The cars are a large part of the experience, and I’m happy to say that Dirt 3 has them in abundance. A lot of vehicles from different eras and disciplines are available from Baja rally monsters to contemporary rally cars to iconic 80s Group B rally vehicles. Each car is lovingly modeled and is available in different liveries, and races in general are a visual feast.

Speaking of visuals, the game is pure eye-candy. The game runs completely on DirectX 11 – meaning that there are a lot of visual effects like hardware-instanced tessellated crowd, water tessellation, and enhanced post-processing effects. Nowhere is this more evident as when your car is about to run a stage in the rain – you can see water droplets on and around the vehicle itself, adding to another layer of realism.

There are a lot of things to take in when it comes to single player mode, but the game lays it all out for you in videos and in-game tutorials well. The single player mode allows you to cut your teeth on the different disciplines on your own terms, as you’re able to tune the difficulty settings before you go into every race. Codemasters’ patented flashback game mechanic makes a return, which basically allows you to rewind back to a certain point in the race (like a missed or messed up turn) and try it again.

There’s also a multiplayer mode for those times when you want to start playing and competing with your friends, as well as a split-screen mode to play with when you have a buddy over. You can also upload your racing highlights to YouTube if you’re into that sort of thing. There’s also multiplayer on tap, and aside from online versions of the regular races, there’s also capture the flag (with cars) and outbreak, wherein a single car (the infected) tries to tag other players and infect them.
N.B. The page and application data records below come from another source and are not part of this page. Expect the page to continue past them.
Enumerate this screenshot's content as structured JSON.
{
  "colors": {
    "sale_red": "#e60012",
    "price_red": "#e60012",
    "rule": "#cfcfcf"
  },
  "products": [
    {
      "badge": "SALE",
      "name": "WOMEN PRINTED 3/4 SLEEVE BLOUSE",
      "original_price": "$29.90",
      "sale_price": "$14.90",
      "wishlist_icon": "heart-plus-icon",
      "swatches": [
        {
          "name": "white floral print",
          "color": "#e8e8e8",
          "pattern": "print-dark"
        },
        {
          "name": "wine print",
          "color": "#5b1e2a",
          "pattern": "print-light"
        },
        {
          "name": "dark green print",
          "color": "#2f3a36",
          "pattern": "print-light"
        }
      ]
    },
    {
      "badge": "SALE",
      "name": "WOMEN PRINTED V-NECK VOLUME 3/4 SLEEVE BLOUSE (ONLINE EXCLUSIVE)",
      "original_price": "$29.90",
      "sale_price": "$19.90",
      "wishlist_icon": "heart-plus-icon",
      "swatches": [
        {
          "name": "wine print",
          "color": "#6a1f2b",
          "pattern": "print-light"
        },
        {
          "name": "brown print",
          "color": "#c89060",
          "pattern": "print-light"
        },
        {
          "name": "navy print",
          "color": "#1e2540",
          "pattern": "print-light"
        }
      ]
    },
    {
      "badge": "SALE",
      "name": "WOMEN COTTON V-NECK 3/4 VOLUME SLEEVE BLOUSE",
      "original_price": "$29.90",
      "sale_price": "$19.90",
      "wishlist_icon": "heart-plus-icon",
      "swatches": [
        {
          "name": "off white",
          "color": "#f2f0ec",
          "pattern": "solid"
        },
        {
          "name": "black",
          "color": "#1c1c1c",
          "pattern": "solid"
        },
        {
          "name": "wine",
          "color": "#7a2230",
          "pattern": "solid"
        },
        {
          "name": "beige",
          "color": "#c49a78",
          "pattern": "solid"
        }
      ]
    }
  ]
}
Dirt 3 is tons of fun, and I recommend the game for anyone who loves racing games.